┌────────

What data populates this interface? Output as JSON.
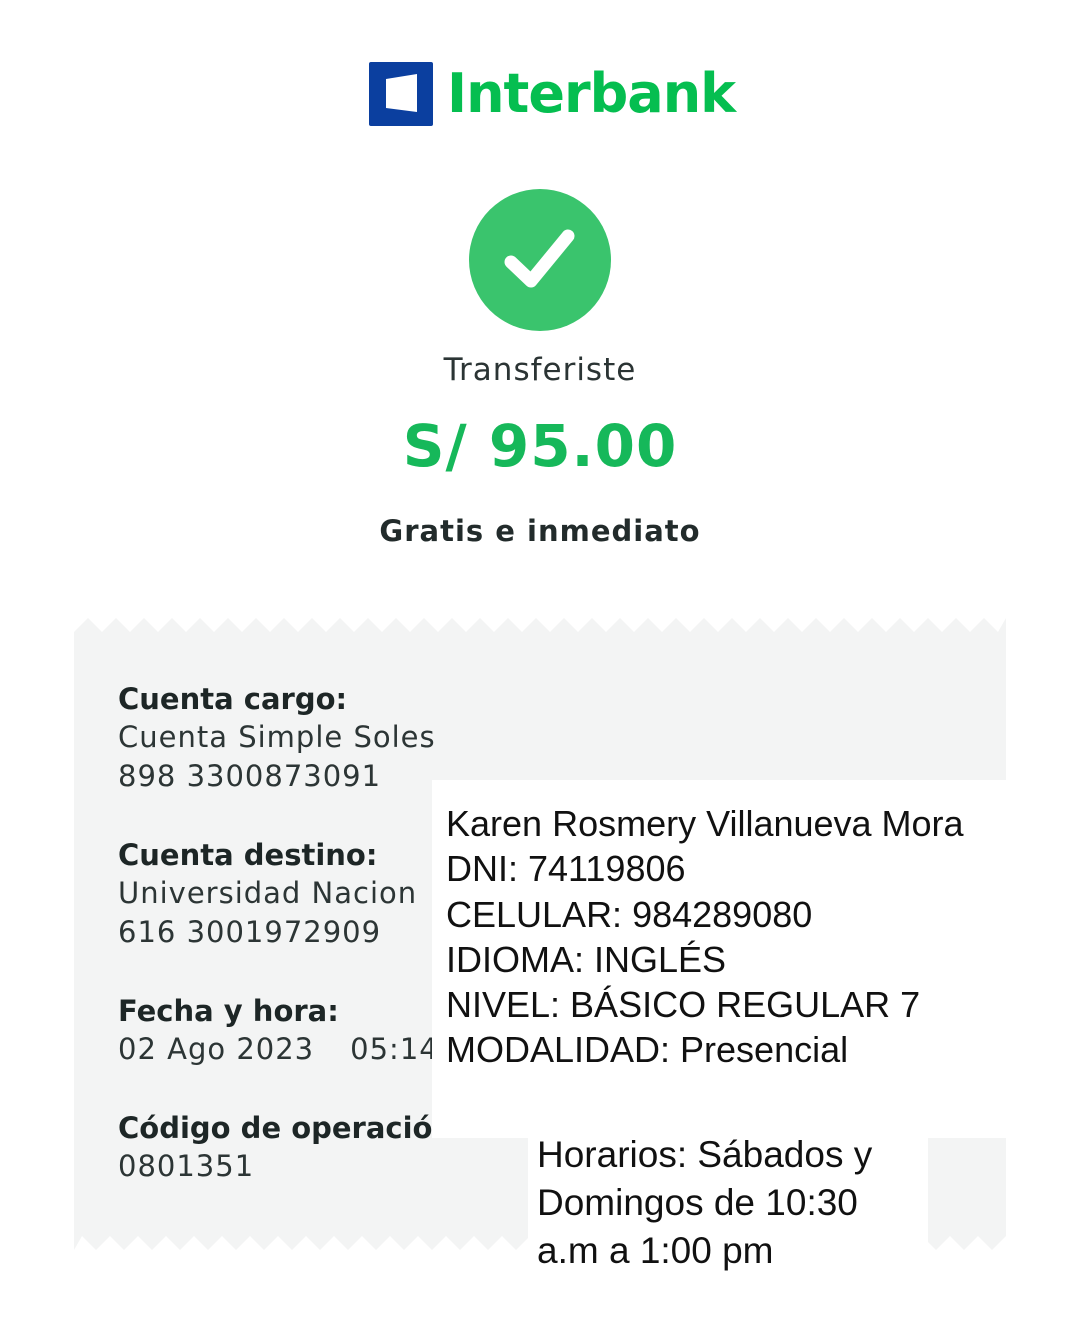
{
  "brand": {
    "name": "Interbank",
    "blue": "#0b3f9f",
    "green": "#05be50"
  },
  "status": {
    "icon": "check-icon",
    "color": "#3ac46d",
    "label": "Transferiste"
  },
  "amount": {
    "text": "S/ 95.00",
    "color": "#16b85a"
  },
  "fee_note": "Gratis e inmediato",
  "receipt": {
    "background": "#f3f4f4",
    "account_charge": {
      "label": "Cuenta cargo:",
      "name": "Cuenta Simple Soles",
      "number": "898 3300873091"
    },
    "account_destination": {
      "label": "Cuenta destino:",
      "name": "Universidad Nacion",
      "number": "616 3001972909"
    },
    "datetime": {
      "label": "Fecha y hora:",
      "date": "02 Ago 2023",
      "time": "05:14"
    },
    "operation": {
      "label": "Código de operació",
      "code": "0801351"
    }
  },
  "note": {
    "lines": [
      "Karen Rosmery Villanueva Mora",
      "DNI: 74119806",
      "CELULAR: 984289080",
      "IDIOMA: INGLÉS",
      "NIVEL: BÁSICO REGULAR 7",
      "MODALIDAD: Presencial"
    ],
    "schedule": "Horarios: Sábados y Domingos de 10:30 a.m a 1:00 pm"
  }
}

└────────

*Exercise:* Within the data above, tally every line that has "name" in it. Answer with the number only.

*Task response:* 3